■ **ABOUT THIS EXERCISE**: Please report, as a single number with no other text, how many lines of the listing contain "string".

■ **TASK DATA**:
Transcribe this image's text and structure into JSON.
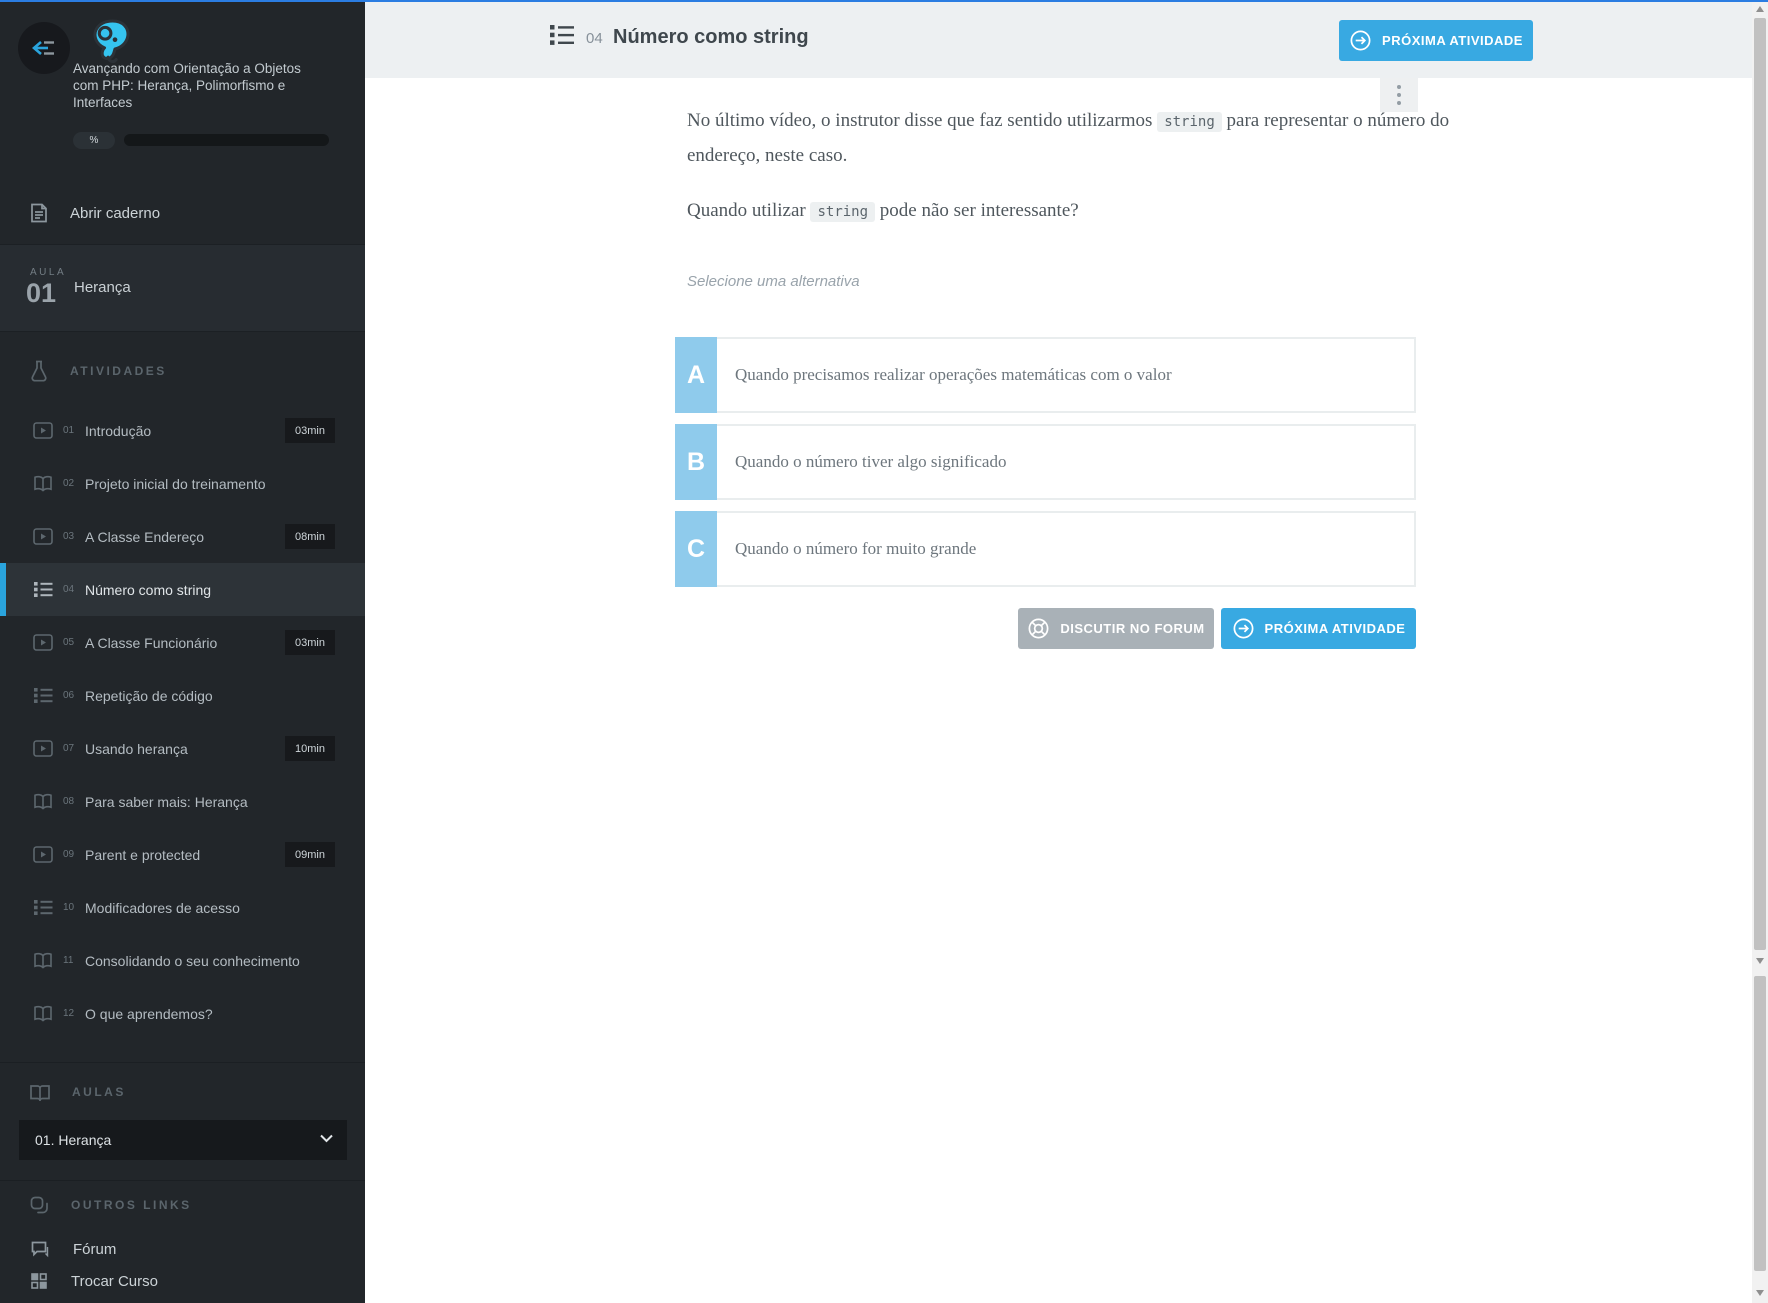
{
  "app": {
    "accent_blue": "#38a9e2",
    "topbar_blue": "#2b7de2",
    "letter_blue": "#8fcbec",
    "sidebar_bg": "#22262a"
  },
  "sidebar": {
    "course_title": "Avançando com Orientação a Objetos com PHP: Herança, Polimorfismo e Interfaces",
    "progress_label": "%",
    "notebook_label": "Abrir caderno",
    "lesson_label": "AULA",
    "lesson_number": "01",
    "lesson_title": "Herança",
    "activities_header": "ATIVIDADES",
    "activities": [
      {
        "num": "01",
        "title": "Introdução",
        "type": "video",
        "duration": "03min",
        "active": false
      },
      {
        "num": "02",
        "title": "Projeto inicial do treinamento",
        "type": "reading",
        "duration": "",
        "active": false
      },
      {
        "num": "03",
        "title": "A Classe Endereço",
        "type": "video",
        "duration": "08min",
        "active": false
      },
      {
        "num": "04",
        "title": "Número como string",
        "type": "quiz",
        "duration": "",
        "active": true
      },
      {
        "num": "05",
        "title": "A Classe Funcionário",
        "type": "video",
        "duration": "03min",
        "active": false
      },
      {
        "num": "06",
        "title": "Repetição de código",
        "type": "quiz",
        "duration": "",
        "active": false
      },
      {
        "num": "07",
        "title": "Usando herança",
        "type": "video",
        "duration": "10min",
        "active": false
      },
      {
        "num": "08",
        "title": "Para saber mais: Herança",
        "type": "reading",
        "duration": "",
        "active": false
      },
      {
        "num": "09",
        "title": "Parent e protected",
        "type": "video",
        "duration": "09min",
        "active": false
      },
      {
        "num": "10",
        "title": "Modificadores de acesso",
        "type": "quiz",
        "duration": "",
        "active": false
      },
      {
        "num": "11",
        "title": "Consolidando o seu conhecimento",
        "type": "reading",
        "duration": "",
        "active": false
      },
      {
        "num": "12",
        "title": "O que aprendemos?",
        "type": "reading",
        "duration": "",
        "active": false
      }
    ],
    "aulas_header": "AULAS",
    "aula_select": "01. Herança",
    "other_links_header": "OUTROS LINKS",
    "links": [
      {
        "label": "Fórum"
      },
      {
        "label": "Trocar Curso"
      }
    ]
  },
  "header": {
    "activity_number": "04",
    "title": "Número como string",
    "next_button": "PRÓXIMA ATIVIDADE"
  },
  "question": {
    "p1_before": "No último vídeo, o instrutor disse que faz sentido utilizarmos",
    "p1_code": "string",
    "p1_after": "para representar o número do endereço, neste caso.",
    "p2_before": "Quando utilizar",
    "p2_code": "string",
    "p2_after": "pode não ser interessante?",
    "hint": "Selecione uma alternativa",
    "options": [
      {
        "letter": "A",
        "text": "Quando precisamos realizar operações matemáticas com o valor"
      },
      {
        "letter": "B",
        "text": "Quando o número tiver algo significado"
      },
      {
        "letter": "C",
        "text": "Quando o número for muito grande"
      }
    ],
    "discuss_button": "DISCUTIR NO FORUM",
    "next_button": "PRÓXIMA ATIVIDADE"
  }
}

■ **ANSWER BOX**: 4